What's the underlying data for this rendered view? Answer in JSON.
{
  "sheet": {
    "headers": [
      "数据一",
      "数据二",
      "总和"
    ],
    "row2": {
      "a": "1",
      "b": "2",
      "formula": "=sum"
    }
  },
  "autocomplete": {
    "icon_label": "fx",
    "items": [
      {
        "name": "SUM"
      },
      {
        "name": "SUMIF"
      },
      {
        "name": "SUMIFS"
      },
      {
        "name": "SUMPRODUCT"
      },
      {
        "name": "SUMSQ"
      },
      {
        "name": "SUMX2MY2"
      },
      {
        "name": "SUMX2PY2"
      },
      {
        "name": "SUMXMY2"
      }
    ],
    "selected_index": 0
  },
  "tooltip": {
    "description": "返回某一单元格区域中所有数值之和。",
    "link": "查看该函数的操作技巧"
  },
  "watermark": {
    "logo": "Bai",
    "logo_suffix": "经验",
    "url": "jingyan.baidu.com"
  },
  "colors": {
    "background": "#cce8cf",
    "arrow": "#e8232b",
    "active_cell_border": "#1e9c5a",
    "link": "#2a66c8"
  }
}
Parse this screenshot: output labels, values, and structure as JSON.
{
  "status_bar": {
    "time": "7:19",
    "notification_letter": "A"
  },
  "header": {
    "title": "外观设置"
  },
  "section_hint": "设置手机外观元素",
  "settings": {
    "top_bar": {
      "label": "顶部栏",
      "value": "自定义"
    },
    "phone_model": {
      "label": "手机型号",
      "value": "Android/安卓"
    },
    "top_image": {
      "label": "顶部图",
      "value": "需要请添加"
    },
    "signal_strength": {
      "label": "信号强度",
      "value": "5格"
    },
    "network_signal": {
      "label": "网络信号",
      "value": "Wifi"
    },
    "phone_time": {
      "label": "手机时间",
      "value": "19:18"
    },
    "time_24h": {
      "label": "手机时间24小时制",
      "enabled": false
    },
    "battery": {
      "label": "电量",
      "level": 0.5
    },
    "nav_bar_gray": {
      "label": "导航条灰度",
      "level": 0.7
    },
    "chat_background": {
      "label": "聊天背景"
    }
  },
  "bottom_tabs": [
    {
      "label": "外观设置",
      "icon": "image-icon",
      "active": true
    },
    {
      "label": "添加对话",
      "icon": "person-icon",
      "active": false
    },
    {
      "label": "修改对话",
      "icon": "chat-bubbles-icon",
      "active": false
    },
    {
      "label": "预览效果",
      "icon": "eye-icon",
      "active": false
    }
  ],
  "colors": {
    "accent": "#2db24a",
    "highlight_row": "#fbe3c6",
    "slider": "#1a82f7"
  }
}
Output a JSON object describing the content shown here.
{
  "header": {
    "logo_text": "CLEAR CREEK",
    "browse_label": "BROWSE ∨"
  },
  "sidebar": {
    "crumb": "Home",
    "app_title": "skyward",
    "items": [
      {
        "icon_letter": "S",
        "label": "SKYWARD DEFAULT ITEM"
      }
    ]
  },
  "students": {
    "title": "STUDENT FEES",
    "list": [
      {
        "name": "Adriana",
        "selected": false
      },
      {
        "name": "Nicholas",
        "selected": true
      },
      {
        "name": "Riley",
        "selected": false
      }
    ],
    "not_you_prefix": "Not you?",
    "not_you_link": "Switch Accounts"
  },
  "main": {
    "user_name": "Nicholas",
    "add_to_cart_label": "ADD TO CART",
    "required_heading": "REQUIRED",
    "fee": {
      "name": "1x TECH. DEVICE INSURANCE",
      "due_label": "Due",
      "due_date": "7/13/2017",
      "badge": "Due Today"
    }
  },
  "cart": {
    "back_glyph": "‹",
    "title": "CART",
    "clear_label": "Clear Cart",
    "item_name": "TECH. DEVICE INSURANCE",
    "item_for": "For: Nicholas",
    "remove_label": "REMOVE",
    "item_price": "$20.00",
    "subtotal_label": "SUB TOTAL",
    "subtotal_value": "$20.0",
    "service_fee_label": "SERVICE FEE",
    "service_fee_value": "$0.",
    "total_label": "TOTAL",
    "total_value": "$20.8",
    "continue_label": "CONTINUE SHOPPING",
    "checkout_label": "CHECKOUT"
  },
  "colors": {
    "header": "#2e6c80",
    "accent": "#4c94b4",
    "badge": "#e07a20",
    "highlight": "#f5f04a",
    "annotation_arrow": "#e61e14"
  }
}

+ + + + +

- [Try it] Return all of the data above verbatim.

- [Problem solution]
What's the underlying data for this rendered view? Answer in JSON.
{
  "sheet": {
    "headers": [
      "数据一",
      "数据二",
      "总和"
    ],
    "row2": {
      "a": "1",
      "b": "2",
      "formula": "=sum"
    }
  },
  "autocomplete": {
    "icon_label": "fx",
    "items": [
      {
        "name": "SUM"
      },
      {
        "name": "SUMIF"
      },
      {
        "name": "SUMIFS"
      },
      {
        "name": "SUMPRODUCT"
      },
      {
        "name": "SUMSQ"
      },
      {
        "name": "SUMX2MY2"
      },
      {
        "name": "SUMX2PY2"
      },
      {
        "name": "SUMXMY2"
      }
    ],
    "selected_index": 0
  },
  "tooltip": {
    "description": "返回某一单元格区域中所有数值之和。",
    "link": "查看该函数的操作技巧"
  },
  "watermark": {
    "logo": "Bai",
    "logo_suffix": "经验",
    "url": "jingyan.baidu.com"
  },
  "colors": {
    "background": "#cce8cf",
    "arrow": "#e8232b",
    "active_cell_border": "#1e9c5a",
    "link": "#2a66c8"
  }
}
Parse this screenshot: output labels, values, and structure as JSON.
{
  "status_bar": {
    "time": "7:19",
    "notification_letter": "A"
  },
  "header": {
    "title": "外观设置"
  },
  "section_hint": "设置手机外观元素",
  "settings": {
    "top_bar": {
      "label": "顶部栏",
      "value": "自定义"
    },
    "phone_model": {
      "label": "手机型号",
      "value": "Android/安卓"
    },
    "top_image": {
      "label": "顶部图",
      "value": "需要请添加"
    },
    "signal_strength": {
      "label": "信号强度",
      "value": "5格"
    },
    "network_signal": {
      "label": "网络信号",
      "value": "Wifi"
    },
    "phone_time": {
      "label": "手机时间",
      "value": "19:18"
    },
    "time_24h": {
      "label": "手机时间24小时制",
      "enabled": false
    },
    "battery": {
      "label": "电量",
      "level": 0.5
    },
    "nav_bar_gray": {
      "label": "导航条灰度",
      "level": 0.7
    },
    "chat_background": {
      "label": "聊天背景"
    }
  },
  "bottom_tabs": [
    {
      "label": "外观设置",
      "icon": "image-icon",
      "active": true
    },
    {
      "label": "添加对话",
      "icon": "person-icon",
      "active": false
    },
    {
      "label": "修改对话",
      "icon": "chat-bubbles-icon",
      "active": false
    },
    {
      "label": "预览效果",
      "icon": "eye-icon",
      "active": false
    }
  ],
  "colors": {
    "accent": "#2db24a",
    "highlight_row": "#fbe3c6",
    "slider": "#1a82f7"
  }
}
Output a JSON object describing the content shown here.
{
  "header": {
    "logo_text": "CLEAR CREEK",
    "browse_label": "BROWSE ∨"
  },
  "sidebar": {
    "crumb": "Home",
    "app_title": "skyward",
    "items": [
      {
        "icon_letter": "S",
        "label": "SKYWARD DEFAULT ITEM"
      }
    ]
  },
  "students": {
    "title": "STUDENT FEES",
    "list": [
      {
        "name": "Adriana",
        "selected": false
      },
      {
        "name": "Nicholas",
        "selected": true
      },
      {
        "name": "Riley",
        "selected": false
      }
    ],
    "not_you_prefix": "Not you?",
    "not_you_link": "Switch Accounts"
  },
  "main": {
    "user_name": "Nicholas",
    "add_to_cart_label": "ADD TO CART",
    "required_heading": "REQUIRED",
    "fee": {
      "name": "1x TECH. DEVICE INSURANCE",
      "due_label": "Due",
      "due_date": "7/13/2017",
      "badge": "Due Today"
    }
  },
  "cart": {
    "back_glyph": "‹",
    "title": "CART",
    "clear_label": "Clear Cart",
    "item_name": "TECH. DEVICE INSURANCE",
    "item_for": "For: Nicholas",
    "remove_label": "REMOVE",
    "item_price": "$20.00",
    "subtotal_label": "SUB TOTAL",
    "subtotal_value": "$20.0",
    "service_fee_label": "SERVICE FEE",
    "service_fee_value": "$0.",
    "total_label": "TOTAL",
    "total_value": "$20.8",
    "continue_label": "CONTINUE SHOPPING",
    "checkout_label": "CHECKOUT"
  },
  "colors": {
    "header": "#2e6c80",
    "accent": "#4c94b4",
    "badge": "#e07a20",
    "highlight": "#f5f04a",
    "annotation_arrow": "#e61e14"
  }
}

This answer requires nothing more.